« Reply #3 on: February 08, 2015, 02:53:19 PM »
Classifying certain forms of popular music has always been troublesome.  Like when the Grammy 's introduced an award for Alternative Music in response to Nirvana, Soundgarden, etc.

But who won the first award? Jethro Tull. Jetho Tull?

Yeah, that was actually that new Best Heavy Metal category they introduced back in the day. But if you really looking at the Grammy's as your guide to the best of Heavy Metal, well good luck with that.

As a running joke, do you know why its called a Grammy? It was named after the Gramophone. If they had named it after a phonograph, it would have been called a Phoney!!


The inability of Grammy voters to get a firm pulse on modern music trends makes them the least legitimate of all the big E.G.O.T. awards. To be fair, they've gotten better with their selections in recent years (or have much less to work with), but even the awarding/redaction of Milli Vannilli's award back in the day doesn't irk me as much as some of these clueless whiffs:

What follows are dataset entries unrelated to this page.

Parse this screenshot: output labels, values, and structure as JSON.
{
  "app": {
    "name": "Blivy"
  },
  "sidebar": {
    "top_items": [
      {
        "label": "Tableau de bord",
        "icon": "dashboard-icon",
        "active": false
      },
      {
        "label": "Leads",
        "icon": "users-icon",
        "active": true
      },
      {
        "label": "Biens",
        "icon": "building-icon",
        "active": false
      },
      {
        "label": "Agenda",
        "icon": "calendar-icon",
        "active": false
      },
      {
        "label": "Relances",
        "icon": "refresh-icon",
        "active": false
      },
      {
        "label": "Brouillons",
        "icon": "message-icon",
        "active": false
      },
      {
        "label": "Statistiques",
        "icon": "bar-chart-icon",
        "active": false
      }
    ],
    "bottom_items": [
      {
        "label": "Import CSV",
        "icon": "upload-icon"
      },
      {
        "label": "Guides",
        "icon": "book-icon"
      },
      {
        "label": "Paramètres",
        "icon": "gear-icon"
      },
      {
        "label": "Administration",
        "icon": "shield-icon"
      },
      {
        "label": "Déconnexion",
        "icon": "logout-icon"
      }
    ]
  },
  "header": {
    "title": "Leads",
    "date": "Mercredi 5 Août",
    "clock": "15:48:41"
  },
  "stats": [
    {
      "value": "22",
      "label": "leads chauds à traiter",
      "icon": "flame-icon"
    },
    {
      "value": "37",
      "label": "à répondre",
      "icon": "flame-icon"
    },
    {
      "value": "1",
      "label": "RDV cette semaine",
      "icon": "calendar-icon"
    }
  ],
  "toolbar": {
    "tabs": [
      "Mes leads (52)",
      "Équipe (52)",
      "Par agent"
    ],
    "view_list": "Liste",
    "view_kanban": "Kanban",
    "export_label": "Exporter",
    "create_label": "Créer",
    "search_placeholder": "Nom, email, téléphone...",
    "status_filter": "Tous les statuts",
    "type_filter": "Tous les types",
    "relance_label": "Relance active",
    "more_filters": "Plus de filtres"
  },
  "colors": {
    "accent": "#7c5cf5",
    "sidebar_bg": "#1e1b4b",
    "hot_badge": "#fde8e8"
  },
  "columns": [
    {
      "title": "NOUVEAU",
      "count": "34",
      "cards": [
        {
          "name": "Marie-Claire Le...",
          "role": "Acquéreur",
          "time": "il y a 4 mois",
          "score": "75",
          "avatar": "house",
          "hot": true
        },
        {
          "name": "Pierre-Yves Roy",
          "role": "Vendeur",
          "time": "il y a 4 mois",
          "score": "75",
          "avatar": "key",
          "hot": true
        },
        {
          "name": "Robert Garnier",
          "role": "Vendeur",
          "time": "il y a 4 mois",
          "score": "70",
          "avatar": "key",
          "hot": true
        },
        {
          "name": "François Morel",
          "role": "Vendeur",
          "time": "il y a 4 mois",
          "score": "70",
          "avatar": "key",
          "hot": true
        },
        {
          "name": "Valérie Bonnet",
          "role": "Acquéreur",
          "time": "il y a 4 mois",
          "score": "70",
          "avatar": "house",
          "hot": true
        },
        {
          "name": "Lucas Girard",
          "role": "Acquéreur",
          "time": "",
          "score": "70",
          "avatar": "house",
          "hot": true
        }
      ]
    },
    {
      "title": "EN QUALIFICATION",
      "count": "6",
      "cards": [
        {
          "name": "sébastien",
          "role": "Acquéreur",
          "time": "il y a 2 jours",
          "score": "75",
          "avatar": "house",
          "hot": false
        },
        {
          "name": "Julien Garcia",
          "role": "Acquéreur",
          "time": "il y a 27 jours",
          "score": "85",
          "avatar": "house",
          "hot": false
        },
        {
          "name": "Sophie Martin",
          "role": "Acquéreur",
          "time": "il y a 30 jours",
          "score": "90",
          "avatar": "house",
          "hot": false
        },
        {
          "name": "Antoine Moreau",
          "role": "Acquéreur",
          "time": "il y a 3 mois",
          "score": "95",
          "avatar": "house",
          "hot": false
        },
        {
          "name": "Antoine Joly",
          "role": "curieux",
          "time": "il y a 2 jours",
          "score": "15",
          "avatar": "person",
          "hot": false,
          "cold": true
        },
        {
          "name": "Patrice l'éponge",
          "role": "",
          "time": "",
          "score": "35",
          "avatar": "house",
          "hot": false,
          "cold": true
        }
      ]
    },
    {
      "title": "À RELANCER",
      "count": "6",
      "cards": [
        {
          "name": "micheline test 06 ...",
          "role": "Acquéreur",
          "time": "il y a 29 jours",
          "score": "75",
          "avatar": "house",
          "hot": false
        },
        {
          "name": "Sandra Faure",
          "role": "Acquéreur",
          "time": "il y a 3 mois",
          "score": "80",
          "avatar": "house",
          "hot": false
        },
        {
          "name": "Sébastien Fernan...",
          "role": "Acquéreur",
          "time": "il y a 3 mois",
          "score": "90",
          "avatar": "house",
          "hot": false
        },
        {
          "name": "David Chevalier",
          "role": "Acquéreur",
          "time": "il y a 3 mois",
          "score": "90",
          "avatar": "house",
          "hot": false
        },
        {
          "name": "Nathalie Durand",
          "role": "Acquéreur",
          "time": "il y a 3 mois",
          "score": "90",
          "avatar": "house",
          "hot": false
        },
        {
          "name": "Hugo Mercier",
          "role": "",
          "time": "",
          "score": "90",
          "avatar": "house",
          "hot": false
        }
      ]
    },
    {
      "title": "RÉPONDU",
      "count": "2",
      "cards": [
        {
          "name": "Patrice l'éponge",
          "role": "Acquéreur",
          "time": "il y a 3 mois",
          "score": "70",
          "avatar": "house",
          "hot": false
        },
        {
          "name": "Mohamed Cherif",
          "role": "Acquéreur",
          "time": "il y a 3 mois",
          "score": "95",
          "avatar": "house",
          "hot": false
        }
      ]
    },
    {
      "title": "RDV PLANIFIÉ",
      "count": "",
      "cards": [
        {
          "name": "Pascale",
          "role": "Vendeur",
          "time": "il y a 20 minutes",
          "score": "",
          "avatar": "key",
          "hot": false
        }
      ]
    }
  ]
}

1977 Best New Artisist Winner: Starland Vocal Band (ft. Ron Burgundy!)
(notable nominee that year: Boston)
1978 BNA Winner: Debbie Boone (ok)
(notable nominee that year:  Foreigner)
1979 BNA winner: (oh who the f#@! cares?)
(notable nominee that year: Elvis Costello)
1980 BNA winner: Ricky Lee Jones (how'd that work out for you?)
(notable nominee that year: Dire Straits)